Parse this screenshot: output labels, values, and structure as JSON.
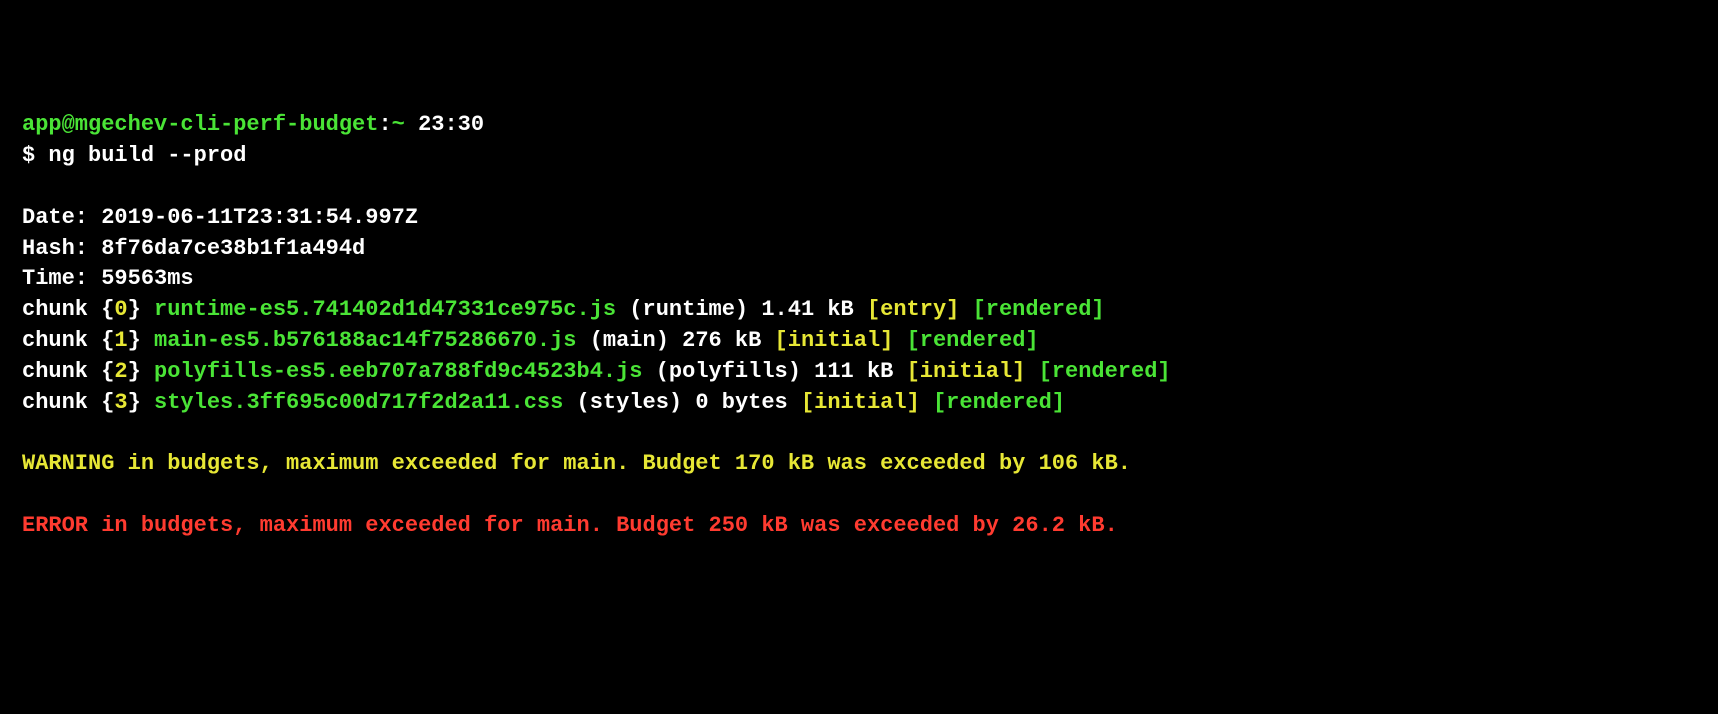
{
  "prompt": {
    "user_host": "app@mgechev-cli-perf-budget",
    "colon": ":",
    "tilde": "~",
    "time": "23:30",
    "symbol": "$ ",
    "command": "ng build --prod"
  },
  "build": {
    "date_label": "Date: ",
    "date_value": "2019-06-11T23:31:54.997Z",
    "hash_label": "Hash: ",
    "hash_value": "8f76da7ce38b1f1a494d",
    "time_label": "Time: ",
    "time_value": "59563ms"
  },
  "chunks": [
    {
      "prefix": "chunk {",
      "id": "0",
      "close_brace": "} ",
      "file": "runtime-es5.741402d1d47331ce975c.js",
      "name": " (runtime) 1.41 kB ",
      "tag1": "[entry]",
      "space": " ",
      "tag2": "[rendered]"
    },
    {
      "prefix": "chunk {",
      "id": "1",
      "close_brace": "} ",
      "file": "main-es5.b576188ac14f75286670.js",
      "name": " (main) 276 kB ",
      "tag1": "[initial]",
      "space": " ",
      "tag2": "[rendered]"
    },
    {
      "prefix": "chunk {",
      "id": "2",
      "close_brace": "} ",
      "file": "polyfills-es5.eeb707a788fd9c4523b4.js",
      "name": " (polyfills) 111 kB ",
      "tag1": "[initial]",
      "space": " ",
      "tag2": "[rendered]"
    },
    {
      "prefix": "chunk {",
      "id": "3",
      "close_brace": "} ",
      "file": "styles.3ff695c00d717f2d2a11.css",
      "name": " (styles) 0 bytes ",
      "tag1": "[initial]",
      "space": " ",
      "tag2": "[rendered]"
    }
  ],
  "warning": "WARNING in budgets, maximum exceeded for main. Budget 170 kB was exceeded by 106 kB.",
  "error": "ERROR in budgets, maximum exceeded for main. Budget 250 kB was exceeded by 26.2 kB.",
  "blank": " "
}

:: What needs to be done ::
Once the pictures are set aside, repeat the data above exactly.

:: Result ::
Parse this screenshot: output labels, values, and structure as JSON.
{
  "prompt": {
    "user_host": "app@mgechev-cli-perf-budget",
    "colon": ":",
    "tilde": "~",
    "time": "23:30",
    "symbol": "$ ",
    "command": "ng build --prod"
  },
  "build": {
    "date_label": "Date: ",
    "date_value": "2019-06-11T23:31:54.997Z",
    "hash_label": "Hash: ",
    "hash_value": "8f76da7ce38b1f1a494d",
    "time_label": "Time: ",
    "time_value": "59563ms"
  },
  "chunks": [
    {
      "prefix": "chunk {",
      "id": "0",
      "close_brace": "} ",
      "file": "runtime-es5.741402d1d47331ce975c.js",
      "name": " (runtime) 1.41 kB ",
      "tag1": "[entry]",
      "space": " ",
      "tag2": "[rendered]"
    },
    {
      "prefix": "chunk {",
      "id": "1",
      "close_brace": "} ",
      "file": "main-es5.b576188ac14f75286670.js",
      "name": " (main) 276 kB ",
      "tag1": "[initial]",
      "space": " ",
      "tag2": "[rendered]"
    },
    {
      "prefix": "chunk {",
      "id": "2",
      "close_brace": "} ",
      "file": "polyfills-es5.eeb707a788fd9c4523b4.js",
      "name": " (polyfills) 111 kB ",
      "tag1": "[initial]",
      "space": " ",
      "tag2": "[rendered]"
    },
    {
      "prefix": "chunk {",
      "id": "3",
      "close_brace": "} ",
      "file": "styles.3ff695c00d717f2d2a11.css",
      "name": " (styles) 0 bytes ",
      "tag1": "[initial]",
      "space": " ",
      "tag2": "[rendered]"
    }
  ],
  "warning": "WARNING in budgets, maximum exceeded for main. Budget 170 kB was exceeded by 106 kB.",
  "error": "ERROR in budgets, maximum exceeded for main. Budget 250 kB was exceeded by 26.2 kB.",
  "blank": " "
}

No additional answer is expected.